___ MATERIAL FOR THE TASK ___

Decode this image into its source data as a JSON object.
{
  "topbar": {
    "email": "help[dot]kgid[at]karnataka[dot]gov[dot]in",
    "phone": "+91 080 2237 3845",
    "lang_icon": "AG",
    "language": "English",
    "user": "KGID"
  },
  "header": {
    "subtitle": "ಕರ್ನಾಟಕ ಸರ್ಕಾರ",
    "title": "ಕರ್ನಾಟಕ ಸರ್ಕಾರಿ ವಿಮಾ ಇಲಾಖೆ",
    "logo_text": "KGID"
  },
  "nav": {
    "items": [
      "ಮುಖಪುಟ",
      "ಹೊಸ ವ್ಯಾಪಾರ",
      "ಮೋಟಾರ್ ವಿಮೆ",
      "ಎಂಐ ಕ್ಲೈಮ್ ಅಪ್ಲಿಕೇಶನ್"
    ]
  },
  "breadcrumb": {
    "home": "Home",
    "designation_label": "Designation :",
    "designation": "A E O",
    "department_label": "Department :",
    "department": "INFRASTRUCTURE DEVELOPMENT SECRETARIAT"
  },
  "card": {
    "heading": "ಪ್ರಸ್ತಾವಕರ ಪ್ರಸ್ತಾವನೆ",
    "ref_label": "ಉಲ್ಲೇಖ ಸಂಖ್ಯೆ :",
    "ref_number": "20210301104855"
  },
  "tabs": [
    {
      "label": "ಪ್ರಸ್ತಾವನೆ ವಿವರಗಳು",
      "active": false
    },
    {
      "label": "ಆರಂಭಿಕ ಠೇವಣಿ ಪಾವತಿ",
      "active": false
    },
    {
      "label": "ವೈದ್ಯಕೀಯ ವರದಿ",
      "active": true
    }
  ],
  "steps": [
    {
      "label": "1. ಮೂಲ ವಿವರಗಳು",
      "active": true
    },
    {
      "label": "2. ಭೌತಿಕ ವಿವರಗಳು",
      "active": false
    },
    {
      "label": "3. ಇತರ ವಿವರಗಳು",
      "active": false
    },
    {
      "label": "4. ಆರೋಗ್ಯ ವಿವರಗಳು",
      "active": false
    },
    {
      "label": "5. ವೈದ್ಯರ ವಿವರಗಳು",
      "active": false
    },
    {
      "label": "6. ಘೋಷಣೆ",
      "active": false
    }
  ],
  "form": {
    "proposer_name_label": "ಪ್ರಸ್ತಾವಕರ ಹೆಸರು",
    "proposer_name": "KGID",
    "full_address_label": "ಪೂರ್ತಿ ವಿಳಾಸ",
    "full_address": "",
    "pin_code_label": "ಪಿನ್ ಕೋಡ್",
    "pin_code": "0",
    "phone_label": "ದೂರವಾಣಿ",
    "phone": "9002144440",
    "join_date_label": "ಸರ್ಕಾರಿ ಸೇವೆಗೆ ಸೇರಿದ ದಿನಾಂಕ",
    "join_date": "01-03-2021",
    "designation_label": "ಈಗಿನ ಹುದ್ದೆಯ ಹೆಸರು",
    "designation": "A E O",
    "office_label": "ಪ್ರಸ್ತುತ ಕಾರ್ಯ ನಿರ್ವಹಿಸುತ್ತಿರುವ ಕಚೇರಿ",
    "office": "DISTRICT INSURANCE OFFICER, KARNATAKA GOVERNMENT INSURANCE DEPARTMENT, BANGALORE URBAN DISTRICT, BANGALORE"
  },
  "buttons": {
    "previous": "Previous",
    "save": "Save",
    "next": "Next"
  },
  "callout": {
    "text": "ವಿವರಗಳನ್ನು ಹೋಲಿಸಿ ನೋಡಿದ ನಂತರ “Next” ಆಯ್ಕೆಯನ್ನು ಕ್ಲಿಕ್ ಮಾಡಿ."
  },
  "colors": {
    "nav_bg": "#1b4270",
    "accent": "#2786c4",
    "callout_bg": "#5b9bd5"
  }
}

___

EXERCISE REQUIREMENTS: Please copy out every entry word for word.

ANSWER SPACE:
Decode this image into its source data as a JSON object.
{
  "topbar": {
    "email": "help[dot]kgid[at]karnataka[dot]gov[dot]in",
    "phone": "+91 080 2237 3845",
    "lang_icon": "AG",
    "language": "English",
    "user": "KGID"
  },
  "header": {
    "subtitle": "ಕರ್ನಾಟಕ ಸರ್ಕಾರ",
    "title": "ಕರ್ನಾಟಕ ಸರ್ಕಾರಿ ವಿಮಾ ಇಲಾಖೆ",
    "logo_text": "KGID"
  },
  "nav": {
    "items": [
      "ಮುಖಪುಟ",
      "ಹೊಸ ವ್ಯಾಪಾರ",
      "ಮೋಟಾರ್ ವಿಮೆ",
      "ಎಂಐ ಕ್ಲೈಮ್ ಅಪ್ಲಿಕೇಶನ್"
    ]
  },
  "breadcrumb": {
    "home": "Home",
    "designation_label": "Designation :",
    "designation": "A E O",
    "department_label": "Department :",
    "department": "INFRASTRUCTURE DEVELOPMENT SECRETARIAT"
  },
  "card": {
    "heading": "ಪ್ರಸ್ತಾವಕರ ಪ್ರಸ್ತಾವನೆ",
    "ref_label": "ಉಲ್ಲೇಖ ಸಂಖ್ಯೆ :",
    "ref_number": "20210301104855"
  },
  "tabs": [
    {
      "label": "ಪ್ರಸ್ತಾವನೆ ವಿವರಗಳು",
      "active": false
    },
    {
      "label": "ಆರಂಭಿಕ ಠೇವಣಿ ಪಾವತಿ",
      "active": false
    },
    {
      "label": "ವೈದ್ಯಕೀಯ ವರದಿ",
      "active": true
    }
  ],
  "steps": [
    {
      "label": "1. ಮೂಲ ವಿವರಗಳು",
      "active": true
    },
    {
      "label": "2. ಭೌತಿಕ ವಿವರಗಳು",
      "active": false
    },
    {
      "label": "3. ಇತರ ವಿವರಗಳು",
      "active": false
    },
    {
      "label": "4. ಆರೋಗ್ಯ ವಿವರಗಳು",
      "active": false
    },
    {
      "label": "5. ವೈದ್ಯರ ವಿವರಗಳು",
      "active": false
    },
    {
      "label": "6. ಘೋಷಣೆ",
      "active": false
    }
  ],
  "form": {
    "proposer_name_label": "ಪ್ರಸ್ತಾವಕರ ಹೆಸರು",
    "proposer_name": "KGID",
    "full_address_label": "ಪೂರ್ತಿ ವಿಳಾಸ",
    "full_address": "",
    "pin_code_label": "ಪಿನ್ ಕೋಡ್",
    "pin_code": "0",
    "phone_label": "ದೂರವಾಣಿ",
    "phone": "9002144440",
    "join_date_label": "ಸರ್ಕಾರಿ ಸೇವೆಗೆ ಸೇರಿದ ದಿನಾಂಕ",
    "join_date": "01-03-2021",
    "designation_label": "ಈಗಿನ ಹುದ್ದೆಯ ಹೆಸರು",
    "designation": "A E O",
    "office_label": "ಪ್ರಸ್ತುತ ಕಾರ್ಯ ನಿರ್ವಹಿಸುತ್ತಿರುವ ಕಚೇರಿ",
    "office": "DISTRICT INSURANCE OFFICER, KARNATAKA GOVERNMENT INSURANCE DEPARTMENT, BANGALORE URBAN DISTRICT, BANGALORE"
  },
  "buttons": {
    "previous": "Previous",
    "save": "Save",
    "next": "Next"
  },
  "callout": {
    "text": "ವಿವರಗಳನ್ನು ಹೋಲಿಸಿ ನೋಡಿದ ನಂತರ “Next” ಆಯ್ಕೆಯನ್ನು ಕ್ಲಿಕ್ ಮಾಡಿ."
  },
  "colors": {
    "nav_bg": "#1b4270",
    "accent": "#2786c4",
    "callout_bg": "#5b9bd5"
  }
}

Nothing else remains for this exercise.